Success is a Journey

facebooktwittergoogle_plusredditpinterestlinkedinmailby feather
-By Jaime Willis

“The only thing that I see that is distinctly different about me is that I am not afraid to die on a treadmill. I will not be outworked period. You might have more talent than me, you might be smarter than me, you might be sexier than me, you might have me in nine categories. But if we get on a treadmill, two things: you’re getting off first or I’m going to die. It’s really that simple.” –Will SmithWill Smith

Born in 1931 to sharecroppers, Carl was destined to fail. He was a southern black man with an 8th grade education growing up during America’s Jim Crow era, where his opportunities were constantly truncated by segregation.

He enlisted in the Navy and was relegated to the kitchen, where the only water he saw was washing dishes. Undaunted, Carl doggedly pursued his goal of becoming a Master Diver in the Navy. He was turned down for diving school more than once before being accepted. He almost dropped out of the school he worked so hard to get accepted into because he was belittled and harassed daily by those who didn’t want any “n—-r divers” in the Navy.

Once he graduated from the grueling diving program, he was faced with another serious set-back – passing the educational requirements for divers. He quickly failed his first attempt at “first class school” because he didn’t know the math and science necessary to pass. Brashear spent years studying before re-entering first class and graduating third in his class, when only 50% of his classmates graduated.

Tragedy struck shortly after he became a first class diver. In a salvage rescue operation three years after his graduation, Brashear was seriously injured. In his attempt to get fellow sailors out of harms way when a large crate broke away from the ship, Carl was hit by a flying pipe below the knee. The injury to his leg was so great, he spent two months fighting infection and gangrene. When doctors told him that rehabbing his leg would take two to three years and still would leave him with a shortened leg that would prevent active duty in the Navy, Brashear chose to get his leg amputated below the knee.

Carl chose to cut off his leg before giving up on his dream.

Carl then began his own training regimen to return to active duty.
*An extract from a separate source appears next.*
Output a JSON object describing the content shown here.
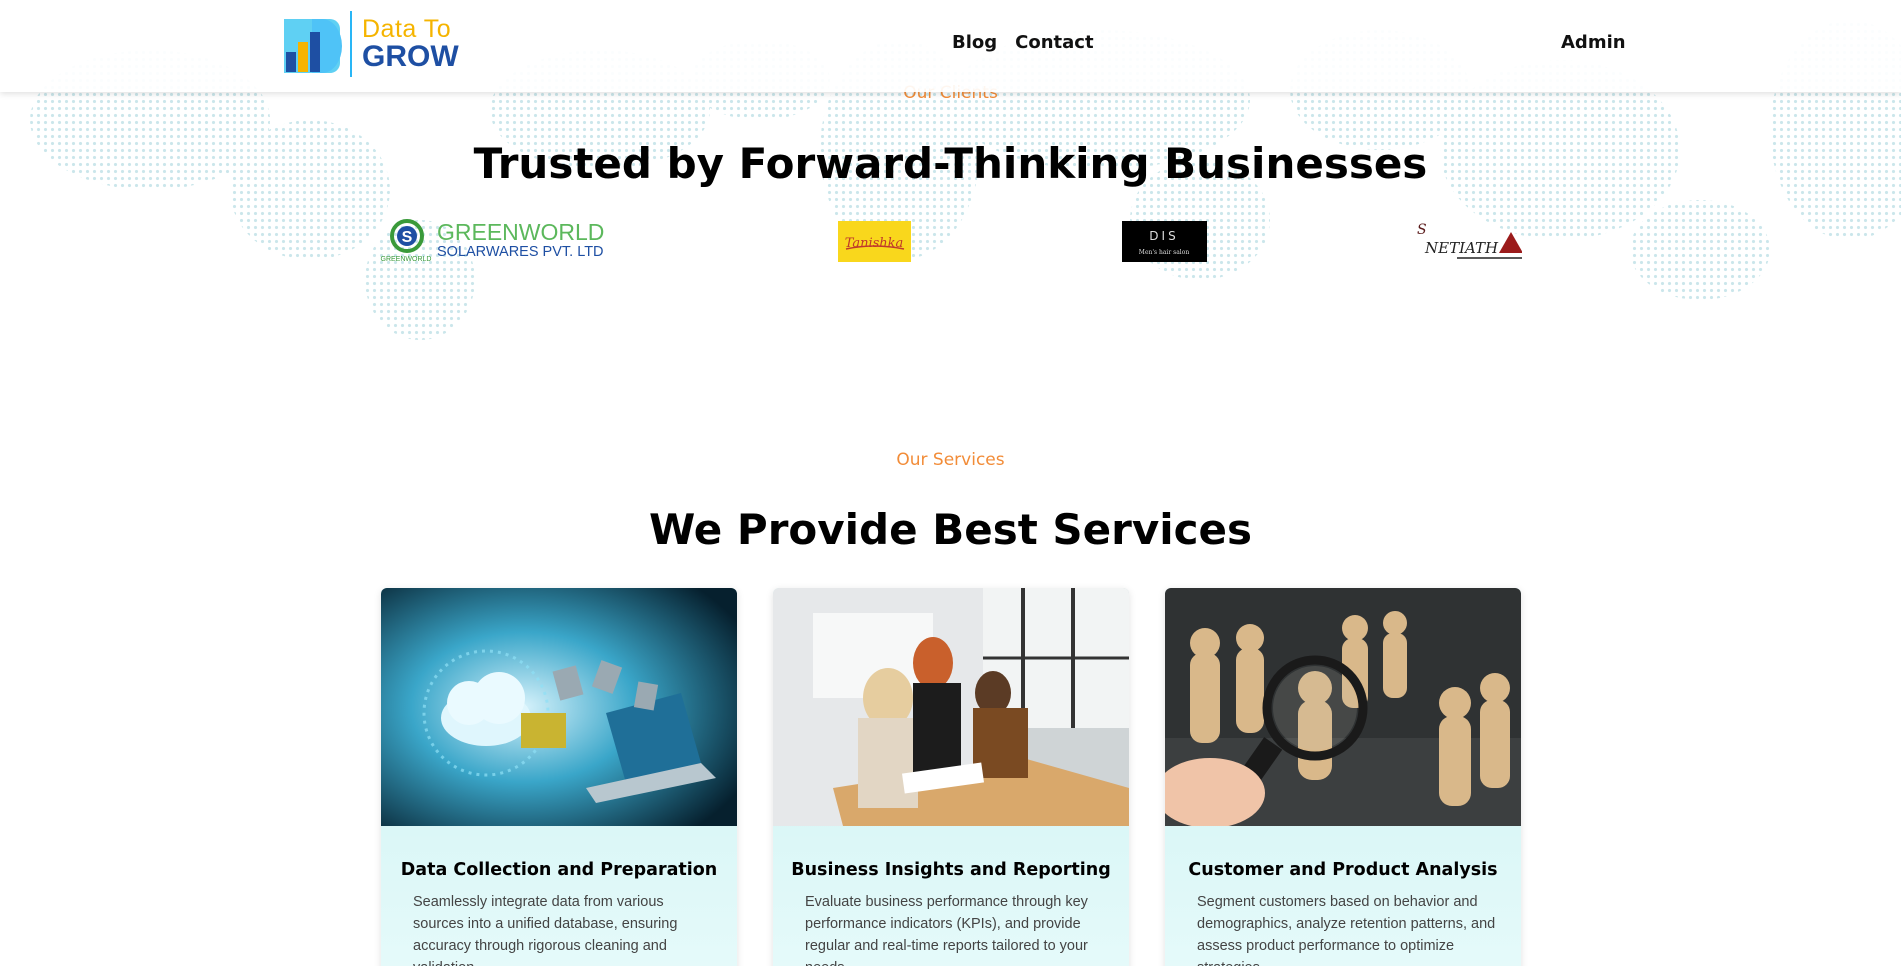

After hours and hours of sneaking out of the Naval hospital for practice dives and strength training, Carl signed his own transfer papers ordering him back to diving school. He spent the next year proving to the Navy that he was fit for active duty.

After becoming reinstated as the first amputee diver in Naval history, Carl turned down other promotions to focus on his goal of becoming a Master Diver, the highest position you can hold in the diving community. Twenty-two years after Carl Brashear joined the Navy, he became the first African American Master Diver in the Navy’s history.

Carl’s story, which you may recall from it’s adaptation in the Cuba Gooding, Jr. movie Men of Honor, is the perfect example of success. Carl was not the smartest guy in the Navy, nor the perfect physical specimen. Brashear was simply the guy that would not quit until he reached his goal. He failed and he failed a lot. Achieving his goal was more than two decades – TWO DECADES – in the making.

Carl understood the formula for success is not about talent and not about being perfect, but about never quitting.

Leave a Reply

Your email address will not be published. Required fields are marked *